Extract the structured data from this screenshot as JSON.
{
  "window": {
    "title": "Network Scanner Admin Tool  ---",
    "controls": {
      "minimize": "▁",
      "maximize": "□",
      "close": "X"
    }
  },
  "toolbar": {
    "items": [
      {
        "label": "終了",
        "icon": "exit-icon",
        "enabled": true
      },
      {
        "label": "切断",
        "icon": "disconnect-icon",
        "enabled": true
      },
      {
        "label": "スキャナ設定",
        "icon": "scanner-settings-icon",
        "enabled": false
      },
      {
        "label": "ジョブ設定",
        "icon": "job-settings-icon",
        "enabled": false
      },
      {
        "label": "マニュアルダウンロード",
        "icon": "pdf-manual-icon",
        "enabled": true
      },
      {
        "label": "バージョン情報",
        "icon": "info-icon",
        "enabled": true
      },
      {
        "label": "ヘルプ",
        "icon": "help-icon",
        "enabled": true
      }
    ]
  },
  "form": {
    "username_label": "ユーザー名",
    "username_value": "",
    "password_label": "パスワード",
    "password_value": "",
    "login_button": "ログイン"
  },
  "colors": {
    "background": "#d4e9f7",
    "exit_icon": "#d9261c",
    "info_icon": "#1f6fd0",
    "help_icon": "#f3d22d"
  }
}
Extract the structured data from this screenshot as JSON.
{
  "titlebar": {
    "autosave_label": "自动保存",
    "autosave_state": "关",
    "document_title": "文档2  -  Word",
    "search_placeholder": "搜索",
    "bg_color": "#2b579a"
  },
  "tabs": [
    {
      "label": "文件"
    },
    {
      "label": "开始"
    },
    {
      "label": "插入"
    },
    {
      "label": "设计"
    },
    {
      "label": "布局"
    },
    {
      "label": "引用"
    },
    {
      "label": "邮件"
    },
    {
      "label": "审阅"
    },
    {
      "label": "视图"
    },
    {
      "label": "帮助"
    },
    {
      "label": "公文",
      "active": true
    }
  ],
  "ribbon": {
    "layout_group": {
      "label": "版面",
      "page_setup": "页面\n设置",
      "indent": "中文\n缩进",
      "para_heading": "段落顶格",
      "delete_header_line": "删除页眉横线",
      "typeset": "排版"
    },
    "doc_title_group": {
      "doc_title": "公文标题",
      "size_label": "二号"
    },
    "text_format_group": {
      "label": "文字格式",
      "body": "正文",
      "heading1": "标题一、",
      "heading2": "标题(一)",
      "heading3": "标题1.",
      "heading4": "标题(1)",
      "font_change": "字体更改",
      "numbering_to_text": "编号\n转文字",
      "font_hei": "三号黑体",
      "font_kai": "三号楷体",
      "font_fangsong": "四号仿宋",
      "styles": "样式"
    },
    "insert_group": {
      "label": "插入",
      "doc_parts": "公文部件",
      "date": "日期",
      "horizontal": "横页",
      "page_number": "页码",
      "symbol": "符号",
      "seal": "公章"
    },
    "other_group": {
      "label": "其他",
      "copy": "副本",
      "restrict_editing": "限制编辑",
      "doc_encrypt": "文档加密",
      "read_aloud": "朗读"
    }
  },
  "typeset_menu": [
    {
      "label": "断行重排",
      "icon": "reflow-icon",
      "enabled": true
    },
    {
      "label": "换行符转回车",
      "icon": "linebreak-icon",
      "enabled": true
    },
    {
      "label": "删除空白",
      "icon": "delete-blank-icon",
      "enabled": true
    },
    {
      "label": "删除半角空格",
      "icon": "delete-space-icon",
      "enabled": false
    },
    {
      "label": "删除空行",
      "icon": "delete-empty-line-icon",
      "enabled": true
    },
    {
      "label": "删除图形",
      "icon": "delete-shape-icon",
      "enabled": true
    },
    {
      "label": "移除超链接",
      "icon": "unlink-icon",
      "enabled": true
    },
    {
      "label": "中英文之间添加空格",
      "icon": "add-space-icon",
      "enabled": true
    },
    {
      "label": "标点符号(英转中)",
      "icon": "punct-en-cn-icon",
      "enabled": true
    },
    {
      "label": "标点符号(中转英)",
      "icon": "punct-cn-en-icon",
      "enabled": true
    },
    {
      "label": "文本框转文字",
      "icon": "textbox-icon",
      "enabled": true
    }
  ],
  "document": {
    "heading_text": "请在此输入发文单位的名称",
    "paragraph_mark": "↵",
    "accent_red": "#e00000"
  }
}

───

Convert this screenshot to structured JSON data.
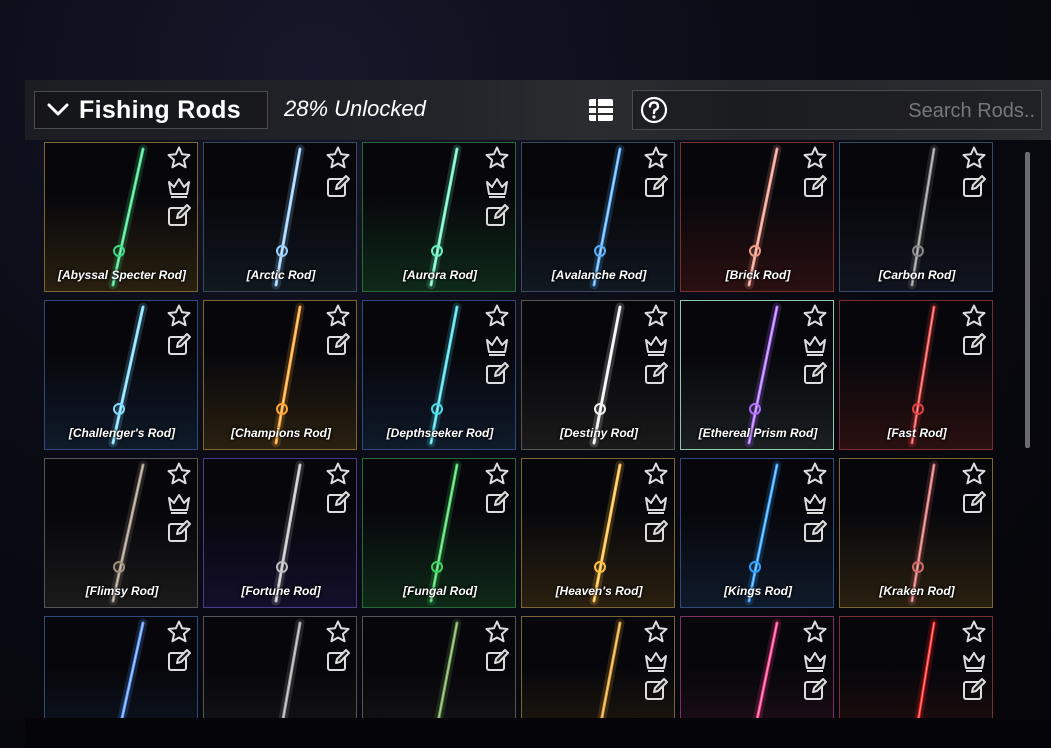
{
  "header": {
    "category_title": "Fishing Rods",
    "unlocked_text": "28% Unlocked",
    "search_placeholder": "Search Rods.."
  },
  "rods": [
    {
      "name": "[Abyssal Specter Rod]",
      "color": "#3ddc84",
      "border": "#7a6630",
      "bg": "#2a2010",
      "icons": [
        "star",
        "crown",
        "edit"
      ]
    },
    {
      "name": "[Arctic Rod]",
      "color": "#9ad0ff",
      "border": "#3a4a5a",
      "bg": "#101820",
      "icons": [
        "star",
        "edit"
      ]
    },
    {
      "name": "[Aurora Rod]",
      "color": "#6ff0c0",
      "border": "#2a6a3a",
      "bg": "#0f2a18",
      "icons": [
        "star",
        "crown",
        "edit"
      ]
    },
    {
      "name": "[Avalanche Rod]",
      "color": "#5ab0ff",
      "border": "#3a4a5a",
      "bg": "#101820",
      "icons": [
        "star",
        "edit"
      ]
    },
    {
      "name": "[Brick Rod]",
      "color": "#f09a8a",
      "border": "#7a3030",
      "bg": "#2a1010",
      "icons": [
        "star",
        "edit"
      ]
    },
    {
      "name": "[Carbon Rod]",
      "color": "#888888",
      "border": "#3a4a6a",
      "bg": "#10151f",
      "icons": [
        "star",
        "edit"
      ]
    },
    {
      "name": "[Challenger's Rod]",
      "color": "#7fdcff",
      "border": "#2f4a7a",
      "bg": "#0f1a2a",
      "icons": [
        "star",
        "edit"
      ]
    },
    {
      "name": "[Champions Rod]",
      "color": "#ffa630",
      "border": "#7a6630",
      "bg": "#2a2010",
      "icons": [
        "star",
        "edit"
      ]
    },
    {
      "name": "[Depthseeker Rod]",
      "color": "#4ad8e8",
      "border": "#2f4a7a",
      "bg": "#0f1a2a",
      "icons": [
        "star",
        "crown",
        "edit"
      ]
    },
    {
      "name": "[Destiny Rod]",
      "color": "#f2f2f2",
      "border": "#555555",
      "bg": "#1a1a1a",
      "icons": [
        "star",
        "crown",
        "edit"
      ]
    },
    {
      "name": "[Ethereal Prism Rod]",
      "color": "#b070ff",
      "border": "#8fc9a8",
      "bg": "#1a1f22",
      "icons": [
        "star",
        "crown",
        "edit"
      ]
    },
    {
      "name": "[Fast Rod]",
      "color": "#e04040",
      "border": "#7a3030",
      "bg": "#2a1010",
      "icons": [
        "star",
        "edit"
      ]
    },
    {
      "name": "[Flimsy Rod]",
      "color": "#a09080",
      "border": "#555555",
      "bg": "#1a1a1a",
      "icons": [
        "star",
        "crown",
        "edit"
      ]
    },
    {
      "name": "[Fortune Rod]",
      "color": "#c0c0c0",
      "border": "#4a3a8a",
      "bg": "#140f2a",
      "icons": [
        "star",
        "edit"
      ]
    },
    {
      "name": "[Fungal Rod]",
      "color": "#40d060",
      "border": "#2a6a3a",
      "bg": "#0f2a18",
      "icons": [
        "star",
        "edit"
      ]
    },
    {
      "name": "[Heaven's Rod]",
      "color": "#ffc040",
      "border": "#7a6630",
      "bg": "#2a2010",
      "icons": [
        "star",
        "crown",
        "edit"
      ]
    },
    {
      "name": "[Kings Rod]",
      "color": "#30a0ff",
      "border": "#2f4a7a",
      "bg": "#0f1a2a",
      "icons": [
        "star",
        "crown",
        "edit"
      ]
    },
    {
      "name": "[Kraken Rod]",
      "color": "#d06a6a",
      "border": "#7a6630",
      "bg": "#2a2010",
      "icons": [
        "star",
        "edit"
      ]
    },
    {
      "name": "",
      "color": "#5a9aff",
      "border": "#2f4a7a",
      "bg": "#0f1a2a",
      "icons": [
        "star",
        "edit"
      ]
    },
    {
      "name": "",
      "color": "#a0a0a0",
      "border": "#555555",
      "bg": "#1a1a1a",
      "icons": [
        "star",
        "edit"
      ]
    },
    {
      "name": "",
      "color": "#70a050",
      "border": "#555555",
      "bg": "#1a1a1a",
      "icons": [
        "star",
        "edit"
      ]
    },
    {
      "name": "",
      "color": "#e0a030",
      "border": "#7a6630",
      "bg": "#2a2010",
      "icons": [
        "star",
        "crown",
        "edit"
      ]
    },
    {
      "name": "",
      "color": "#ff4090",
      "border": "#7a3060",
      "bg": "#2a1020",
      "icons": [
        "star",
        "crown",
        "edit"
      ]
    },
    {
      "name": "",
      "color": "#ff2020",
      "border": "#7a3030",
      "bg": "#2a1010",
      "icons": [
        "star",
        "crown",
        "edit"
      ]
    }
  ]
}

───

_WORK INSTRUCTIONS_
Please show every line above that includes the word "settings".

_ANSWER SECTION_
        "icon": "scanner-settings-icon",
        "icon": "job-settings-icon",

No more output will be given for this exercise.